The exploration of identity in Australia primarily through ethnicity, spirituality, language, citizenship and ancestry in a 250m2 space demands a dynamic visual approach and a bold graphic design. Modern museums and galleries utilise a range of graphic outputs to create the slick, crisp finish they desire. In recent years industrial sized printers have been relied upon to do this, but the inks, paper, substrates and laminates utilised are highly toxic to the environment, and cannot be reused or recycled. PVC is a key component of many graphic treatments in museums and galleries.
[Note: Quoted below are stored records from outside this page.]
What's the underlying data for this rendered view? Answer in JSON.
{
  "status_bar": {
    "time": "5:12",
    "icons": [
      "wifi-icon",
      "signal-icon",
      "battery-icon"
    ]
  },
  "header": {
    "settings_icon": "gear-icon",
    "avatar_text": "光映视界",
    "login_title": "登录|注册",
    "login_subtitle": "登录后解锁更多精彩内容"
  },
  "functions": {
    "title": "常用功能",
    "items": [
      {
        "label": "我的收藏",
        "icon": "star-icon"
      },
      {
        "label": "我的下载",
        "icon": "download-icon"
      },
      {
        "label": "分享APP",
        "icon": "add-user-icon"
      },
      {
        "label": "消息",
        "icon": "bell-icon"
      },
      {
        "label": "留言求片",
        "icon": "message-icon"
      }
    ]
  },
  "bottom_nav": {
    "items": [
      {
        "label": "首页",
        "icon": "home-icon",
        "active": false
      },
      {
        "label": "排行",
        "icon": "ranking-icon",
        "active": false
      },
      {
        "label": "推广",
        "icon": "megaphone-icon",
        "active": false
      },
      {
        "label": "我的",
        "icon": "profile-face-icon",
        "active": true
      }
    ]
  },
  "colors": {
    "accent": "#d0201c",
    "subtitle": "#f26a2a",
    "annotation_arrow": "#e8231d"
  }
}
The Identity exhibition required 70m2 of its surfaces to be treated graphically. A further 150 m2 of text panels and labels was also required. The project team, after acknowledging that this would eventually equate to some 1½ tonnes of toxic landfill or incinerated airborne particulates, decided to look into the past to gain insights to an eco-graphic future. At least half of the graphics were produced with the help of professional sign-writers, who utilised a range of contemporary tools in order to gain the fresh, polished finish that the project team was loath to give up. Overhead projectors and stencils played a role, and of course no-VOC paint is a must. The finished results can not be discerned from the mechanical alternative. As with the e-media, the ongoing savings of sign-writing far outweigh the alternative, with repairs requiring a quick lick of paint as opposed to a time-consuming and expensive reprint of a 6m2 panel that might have a miserable two-centimetre scratch. Maybe artists and their brushes will have a place in the museum workshops of the future.
To reduce the unnecessary layering of the laminate-on-print-on-substrate-on-wall-scenario, the museum is also trialing the less expensive alternative of direct printing onto emission zero mdf. Once the inks have cured they are extremely hardwearing. Recent display trials by the Immigration Museum found colours and texture highly comparable, and marks are easily removed with the help of a common eraser.
From these examples it is evident that the contemporary reality of ‘green’ exhibitions consists of far more than wooden structures, papier-mâché and hairy cardboard. The explosion of these misunderstandings and the antiquated, negative rhetoric around change, cost, time and energy, gives project teams the freedom and support to achieve meaningful sustainable goals. In time, the term ‘eco-exhibition’ will hopefully become redundant as cultural organisations and their networks transform ‘environmentally sustainable’ practice into ‘common’ practice.
Carole Hammond – Exhibition Manager, Immigration Museum, Australia
Notes | References | Bibliography
1. McDonough, W., & Braungart, M., Anastas, P., Zimmerman, J., Applying the Principles of Green Engineering to Cradle to Cradle Design, Environmental Science and Technology, 2003, Vol. 37, issue 23, pp 434A–441A
2. Viel, J., et al, Risk for non Hodgkin’s lymphoma in the vicinity of French municipal solid waste incinerators, Environmental Health, Vol. 7, Issue 51, October 2008.
3. Braungart M., McDonough W., Cradle to Cradle, Re-making the way we make things, London, 2008.
4. http://www.readwriteweb.com/cloud/2010/09/greenpeace-demands-facebook-un.php, sourced 18th September 2010.